* EXERCISE OBJECTIVE
Give back nothing but the number of lines in these entries that contain the word "account".

(Component data from apps and pages)
********

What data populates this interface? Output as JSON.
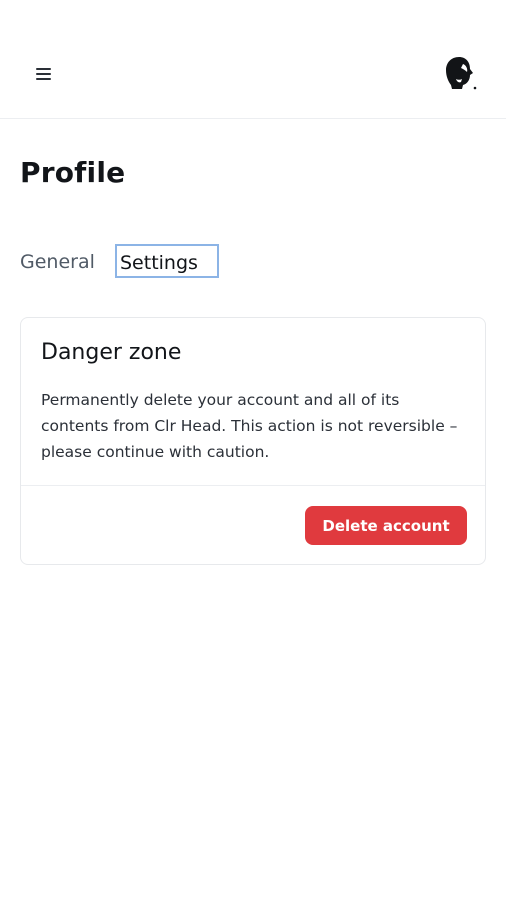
{
  "header": {
    "menu_icon": "hamburger-menu-icon",
    "avatar_icon": "user-avatar-silhouette"
  },
  "page": {
    "title": "Profile"
  },
  "tabs": [
    {
      "label": "General",
      "selected": false
    },
    {
      "label": "Settings",
      "selected": true
    }
  ],
  "danger_zone": {
    "title": "Danger zone",
    "description": "Permanently delete your account and all of its contents from Clr Head. This action is not reversible – please continue with caution.",
    "delete_button_label": "Delete account"
  },
  "colors": {
    "danger": "#e03a3e",
    "focus_outline": "#8cb4e6",
    "divider": "#eceef1"
  }
}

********

* ANSWER BOX
2